In 2013, the Chicago Blackhawks did something very rare. They won both the President’s Cup, for being the #1 team in the NHL, and went on to win the Stanley Cup as well. Since 1985, when the President’s Cup was first handed out, only eight teams have been able to win both and that phenomenon is often referred to as the “President’s Cup Curse”.
For the league leaders, it’s a shocking and very disappointing statistic, but there are many reasons why first place teams don’t often do well post-season. In the NHL, the wild card teams often play havoc with the conference leaders and often they go on a spree, dissecting them one by one on their way to the finals.
A Fine Balance
Having success in a championship is often a fine balance between winning enough games to get you into the playoffs, and peaking at the right time. A team needs both those elements: enough wins to get you there, and enough momentum to keep going.
This season, Nic’s team ended the regular season in third place. The teams below us were all teams that we’d beaten throughout the season, but the top two teams seemed to play at a much higher calibre than all the others in the league and were unstoppable. Each meeting resulted in embarrassing results for us, more like scoring clinics than the competitive games they were supposed to be..
It’s not that we weren’t capable of winning against them with the players we had on our team, it’s that we were’t capable of winning just then. When the series began, our first game was against the #2 team and, once again, the results were out of proportion. Our top scoring line ended with a plus/minus of -6 and they capitalized on three power-play goals. It made our solitary, game-opening goal, as sweet as it might have been, look rather sheepish.
Our next game was a win, but the third game, as I’ve chronicled, was a must-win to move on. What I didn’t tell you is that when we were trailing 2-1 after the second period of that game, that’s when our team had their game dynamics changed.
Holding the Blue Line
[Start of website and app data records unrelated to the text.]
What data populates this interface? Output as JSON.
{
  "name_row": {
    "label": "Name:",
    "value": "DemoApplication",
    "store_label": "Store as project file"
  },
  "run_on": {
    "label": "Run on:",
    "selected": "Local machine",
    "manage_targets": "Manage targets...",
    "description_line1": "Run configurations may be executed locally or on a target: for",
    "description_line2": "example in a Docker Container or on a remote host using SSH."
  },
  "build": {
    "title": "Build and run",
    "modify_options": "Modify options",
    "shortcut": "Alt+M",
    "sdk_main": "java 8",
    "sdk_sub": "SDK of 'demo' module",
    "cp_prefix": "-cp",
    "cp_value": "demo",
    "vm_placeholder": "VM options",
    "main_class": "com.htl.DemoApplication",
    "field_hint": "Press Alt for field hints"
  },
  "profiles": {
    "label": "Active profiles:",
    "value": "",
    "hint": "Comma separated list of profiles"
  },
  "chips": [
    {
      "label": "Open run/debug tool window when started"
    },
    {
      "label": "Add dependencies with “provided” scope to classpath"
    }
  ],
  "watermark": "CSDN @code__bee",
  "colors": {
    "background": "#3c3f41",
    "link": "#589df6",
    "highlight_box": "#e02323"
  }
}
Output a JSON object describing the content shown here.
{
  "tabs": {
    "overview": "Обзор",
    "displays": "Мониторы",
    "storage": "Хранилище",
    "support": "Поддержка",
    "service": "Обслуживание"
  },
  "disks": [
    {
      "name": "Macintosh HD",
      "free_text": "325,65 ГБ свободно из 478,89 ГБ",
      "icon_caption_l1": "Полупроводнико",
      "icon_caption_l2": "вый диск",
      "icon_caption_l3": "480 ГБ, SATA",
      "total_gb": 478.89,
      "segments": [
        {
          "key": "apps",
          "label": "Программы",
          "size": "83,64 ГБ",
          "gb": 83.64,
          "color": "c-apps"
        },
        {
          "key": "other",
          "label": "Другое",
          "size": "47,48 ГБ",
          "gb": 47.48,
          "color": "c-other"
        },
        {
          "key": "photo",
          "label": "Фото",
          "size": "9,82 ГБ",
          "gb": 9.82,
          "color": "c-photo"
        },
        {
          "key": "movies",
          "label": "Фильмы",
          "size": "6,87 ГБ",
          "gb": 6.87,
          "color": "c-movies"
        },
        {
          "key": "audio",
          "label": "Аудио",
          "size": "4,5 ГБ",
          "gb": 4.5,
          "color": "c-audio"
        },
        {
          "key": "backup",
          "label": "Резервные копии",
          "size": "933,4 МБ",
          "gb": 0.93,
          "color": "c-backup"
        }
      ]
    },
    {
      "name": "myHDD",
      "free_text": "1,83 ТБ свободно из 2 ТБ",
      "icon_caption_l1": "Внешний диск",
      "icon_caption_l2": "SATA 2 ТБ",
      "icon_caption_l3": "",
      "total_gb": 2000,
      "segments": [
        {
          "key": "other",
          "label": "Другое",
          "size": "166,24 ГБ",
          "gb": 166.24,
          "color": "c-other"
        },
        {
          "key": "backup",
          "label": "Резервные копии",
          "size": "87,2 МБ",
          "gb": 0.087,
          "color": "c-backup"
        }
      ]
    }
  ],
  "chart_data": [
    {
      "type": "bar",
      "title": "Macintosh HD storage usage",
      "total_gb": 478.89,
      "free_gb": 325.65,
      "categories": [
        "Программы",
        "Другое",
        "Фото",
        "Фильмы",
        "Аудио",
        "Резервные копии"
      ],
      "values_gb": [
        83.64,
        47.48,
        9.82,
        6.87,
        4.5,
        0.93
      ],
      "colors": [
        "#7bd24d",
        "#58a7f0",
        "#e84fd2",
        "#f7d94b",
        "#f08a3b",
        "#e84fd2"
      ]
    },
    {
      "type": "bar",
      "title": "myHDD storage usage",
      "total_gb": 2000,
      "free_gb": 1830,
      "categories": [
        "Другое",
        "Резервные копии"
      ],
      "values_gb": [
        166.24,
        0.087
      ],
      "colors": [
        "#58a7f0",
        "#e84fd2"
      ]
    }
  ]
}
All season long, our defensemen had been quick to retreat out of our opponents’ zones because they were scared they wouldn’t be able to make it back quick enough. They lacked confidence in both their speed and ability. But at the start of the 3rd period of that do-or-die game, Coach Guy made them change, telling them to “hold the blue line at all costs”. They didn’t just become more aggressive, and competent, at keeping the puck in the opponent’s zone, they changed the game for the opponents who had been used to easy zone exits until then.
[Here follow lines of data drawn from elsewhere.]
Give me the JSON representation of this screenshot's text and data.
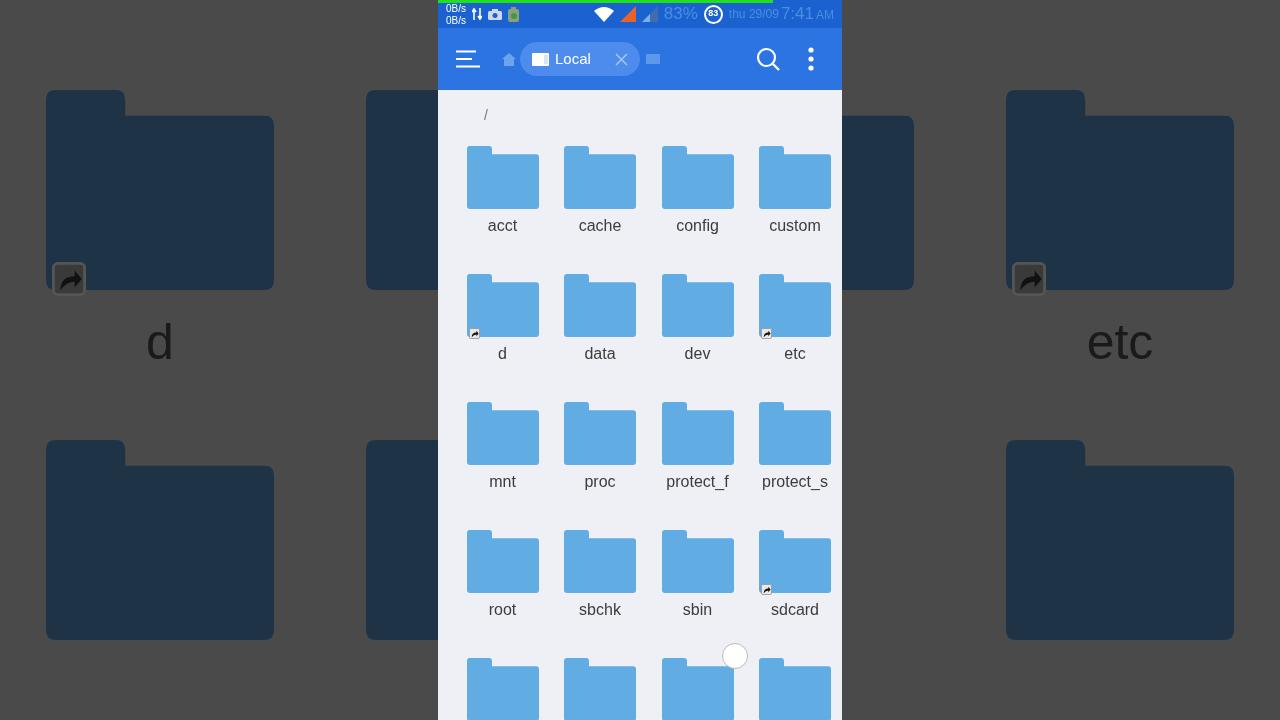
{
  "backdrop": {
    "left_label": "d",
    "right_label": "etc"
  },
  "status_bar": {
    "progress": {
      "level": 0.83
    },
    "net_speed": [
      "0B/s",
      "0B/s"
    ],
    "battery": "83%",
    "badge": "83",
    "date": "thu 29/09",
    "time": "7:41",
    "ampm": "AM"
  },
  "toolbar": {
    "tab": {
      "label": "Local"
    }
  },
  "path": "/",
  "folders": [
    {
      "name": "acct",
      "shortcut": false
    },
    {
      "name": "cache",
      "shortcut": false
    },
    {
      "name": "config",
      "shortcut": false
    },
    {
      "name": "custom",
      "shortcut": false
    },
    {
      "name": "d",
      "shortcut": true
    },
    {
      "name": "data",
      "shortcut": false
    },
    {
      "name": "dev",
      "shortcut": false
    },
    {
      "name": "etc",
      "shortcut": true
    },
    {
      "name": "mnt",
      "shortcut": false
    },
    {
      "name": "proc",
      "shortcut": false
    },
    {
      "name": "protect_f",
      "shortcut": false
    },
    {
      "name": "protect_s",
      "shortcut": false
    },
    {
      "name": "root",
      "shortcut": false
    },
    {
      "name": "sbchk",
      "shortcut": false
    },
    {
      "name": "sbin",
      "shortcut": false
    },
    {
      "name": "sdcard",
      "shortcut": true
    },
    {
      "shortcut": false
    },
    {
      "shortcut": false
    },
    {
      "shortcut": false
    },
    {
      "shortcut": false
    }
  ]
}
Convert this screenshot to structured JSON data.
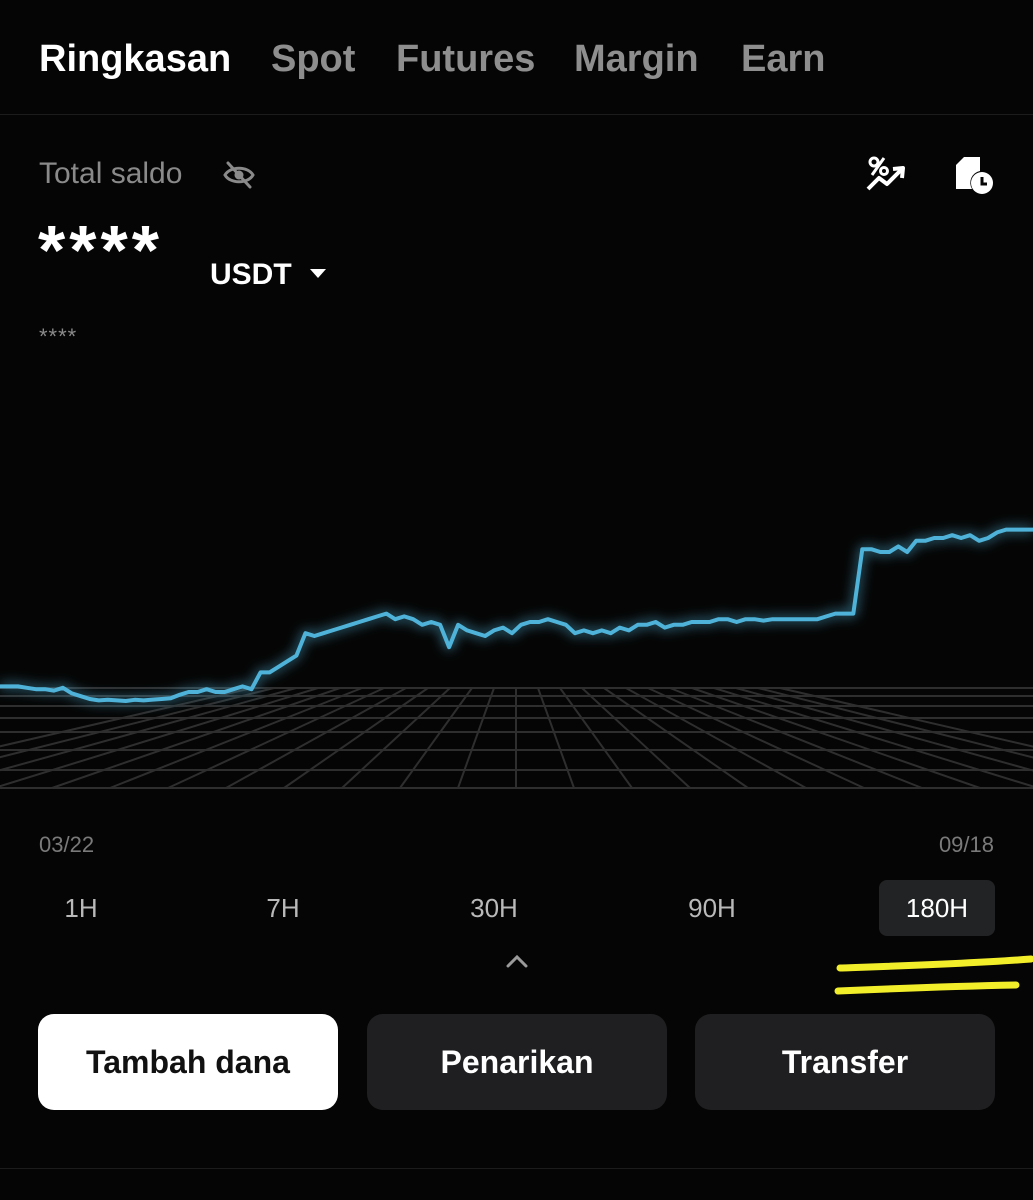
{
  "tabs": [
    {
      "label": "Ringkasan",
      "active": true
    },
    {
      "label": "Spot",
      "active": false
    },
    {
      "label": "Futures",
      "active": false
    },
    {
      "label": "Margin",
      "active": false
    },
    {
      "label": "Earn",
      "active": false
    }
  ],
  "balance": {
    "label": "Total saldo",
    "value": "****",
    "currency": "USDT",
    "sub_value": "****",
    "hidden_icon": "eye-off-icon"
  },
  "header_icons": [
    "pnl-analysis-icon",
    "history-icon"
  ],
  "chart": {
    "start_date": "03/22",
    "end_date": "09/18",
    "line_color": "#4fb3d9",
    "points": [
      0.12,
      0.12,
      0.12,
      0.115,
      0.11,
      0.11,
      0.105,
      0.115,
      0.095,
      0.085,
      0.075,
      0.07,
      0.072,
      0.07,
      0.068,
      0.072,
      0.07,
      0.073,
      0.075,
      0.078,
      0.09,
      0.1,
      0.1,
      0.11,
      0.1,
      0.1,
      0.11,
      0.12,
      0.11,
      0.17,
      0.17,
      0.19,
      0.21,
      0.23,
      0.31,
      0.3,
      0.31,
      0.32,
      0.33,
      0.34,
      0.35,
      0.36,
      0.37,
      0.38,
      0.36,
      0.37,
      0.36,
      0.34,
      0.35,
      0.34,
      0.26,
      0.34,
      0.32,
      0.31,
      0.3,
      0.32,
      0.33,
      0.31,
      0.34,
      0.35,
      0.35,
      0.36,
      0.35,
      0.34,
      0.31,
      0.32,
      0.31,
      0.32,
      0.31,
      0.33,
      0.32,
      0.34,
      0.34,
      0.35,
      0.33,
      0.34,
      0.34,
      0.35,
      0.35,
      0.35,
      0.36,
      0.36,
      0.35,
      0.36,
      0.36,
      0.355,
      0.36,
      0.36,
      0.36,
      0.36,
      0.36,
      0.36,
      0.37,
      0.38,
      0.38,
      0.38,
      0.61,
      0.61,
      0.6,
      0.6,
      0.62,
      0.6,
      0.64,
      0.64,
      0.65,
      0.65,
      0.66,
      0.65,
      0.66,
      0.64,
      0.65,
      0.67,
      0.68,
      0.68,
      0.68,
      0.68
    ],
    "ranges": [
      {
        "label": "1H",
        "active": false
      },
      {
        "label": "7H",
        "active": false
      },
      {
        "label": "30H",
        "active": false
      },
      {
        "label": "90H",
        "active": false
      },
      {
        "label": "180H",
        "active": true
      }
    ]
  },
  "highlight_color": "#f2ee2a",
  "actions": [
    {
      "label": "Tambah dana",
      "style": "primary"
    },
    {
      "label": "Penarikan",
      "style": "secondary"
    },
    {
      "label": "Transfer",
      "style": "secondary"
    }
  ]
}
This meant more zone time for our team, and with more zone time came more scoring opportunities. We won that game, in overtime, which took us to the semi-finals, which we won, and into the finals, which we also won.
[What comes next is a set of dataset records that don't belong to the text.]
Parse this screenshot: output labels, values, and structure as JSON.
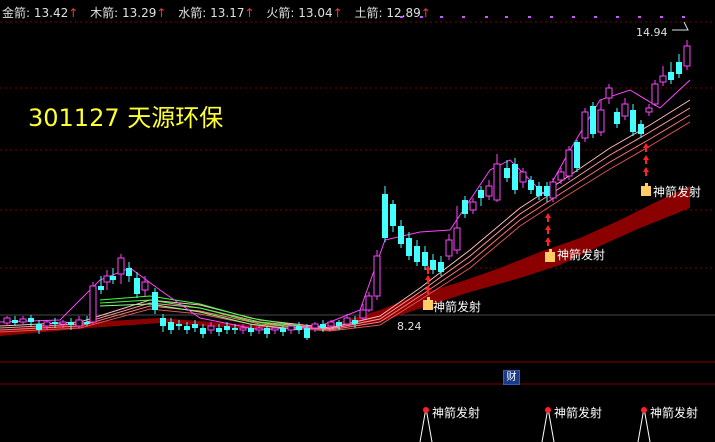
{
  "header": {
    "indicators": [
      {
        "name": "金箭",
        "value": "13.42"
      },
      {
        "name": "木箭",
        "value": "13.29"
      },
      {
        "name": "水箭",
        "value": "13.17"
      },
      {
        "name": "火箭",
        "value": "13.04"
      },
      {
        "name": "土箭",
        "value": "12.89"
      }
    ],
    "arrow_glyph": "↑"
  },
  "stock": {
    "code": "301127",
    "name": "天源环保"
  },
  "price_labels": {
    "high": "14.94",
    "low": "8.24"
  },
  "signal_label": "神箭发射",
  "badge_label": "财",
  "colors": {
    "up_candle": "#ff44ff",
    "down_candle": "#44ffff",
    "band": "#8b0000",
    "grid": "#7a0000",
    "ma_short": "#ff44ff",
    "ma_mid": "#44ff44",
    "text_hdr": "#e0e0e0",
    "title": "#ffff33",
    "signal_text": "#ffffff"
  },
  "icons": {
    "signal_hand": "hand-pointer-icon",
    "signal_arrow": "red-up-arrow-icon"
  }
}
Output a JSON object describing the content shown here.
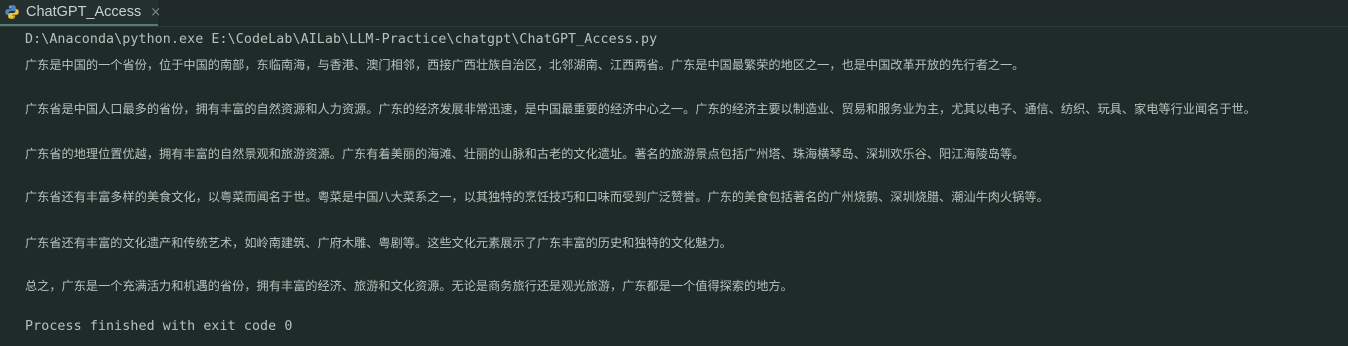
{
  "tab": {
    "icon": "python-icon",
    "title": "ChatGPT_Access",
    "close": "×"
  },
  "console": {
    "command": "D:\\Anaconda\\python.exe E:\\CodeLab\\AILab\\LLM-Practice\\chatgpt\\ChatGPT_Access.py",
    "paragraphs": [
      "广东是中国的一个省份，位于中国的南部，东临南海，与香港、澳门相邻，西接广西壮族自治区，北邻湖南、江西两省。广东是中国最繁荣的地区之一，也是中国改革开放的先行者之一。",
      "广东省是中国人口最多的省份，拥有丰富的自然资源和人力资源。广东的经济发展非常迅速，是中国最重要的经济中心之一。广东的经济主要以制造业、贸易和服务业为主，尤其以电子、通信、纺织、玩具、家电等行业闻名于世。",
      "广东省的地理位置优越，拥有丰富的自然景观和旅游资源。广东有着美丽的海滩、壮丽的山脉和古老的文化遗址。著名的旅游景点包括广州塔、珠海横琴岛、深圳欢乐谷、阳江海陵岛等。",
      "广东省还有丰富多样的美食文化，以粤菜而闻名于世。粤菜是中国八大菜系之一，以其独特的烹饪技巧和口味而受到广泛赞誉。广东的美食包括著名的广州烧鹅、深圳烧腊、潮汕牛肉火锅等。",
      "广东省还有丰富的文化遗产和传统艺术，如岭南建筑、广府木雕、粤剧等。这些文化元素展示了广东丰富的历史和独特的文化魅力。",
      "总之，广东是一个充满活力和机遇的省份，拥有丰富的经济、旅游和文化资源。无论是商务旅行还是观光旅游，广东都是一个值得探索的地方。"
    ],
    "exit_message": "Process finished with exit code 0"
  }
}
For the final game, once again against the #2 team, we had already banked 4 periods of experience of holding the blue line at any cost. With each passing period, our defensemen became more comfortable and confident in playing the game like that. They were encouraged not just to keep the blue line by now, but to move further up in the offensive zone when the opportunity presented itself. That minimized the reaction time of the other team, and solicited more support from our attackers when we had to retreat back to, or towards our zone.
That cut down the number of 3-on-2’s we had to defend. Of course, it also helped that both our goalies played their positions extremely well – both played stunning hockey, standing on their heads for the semi-final and final games. And our attackers shot on goal – and scored. And our defenders shut down the attacks.
We won the championship game by a score of 4-2.
No Free Pass
Yes, you can win all season long and still be disrupted by some lowly underdog who just happens to peak at the right time. High rankings don’t necessarily transform themselves into a free pass as we’ve seen with the President’s Cup time and time again.
I’m sure many people will be surprised that our team stole the championship from the top teams. After all, we beat the #1 team in the semi-finals, and the #2 team in the finals. The stars aligned as they needed to, and everything fell into place at the right time. As it should have.
Next stop, the regional finals, two weeks from now.
I think our boys will do just fine.
Thanks to Art Stutsman for encouraging me to write about our team and yesterday’s win. Art was the head coach of the Southern Illinois Ice Hawks when he and my husband, Guy Landry, took their mite team (and their boys) to the Missouri State Championships, and won. Of course, it helped that we had a natural on our team that season, who’s now an elite AAA player.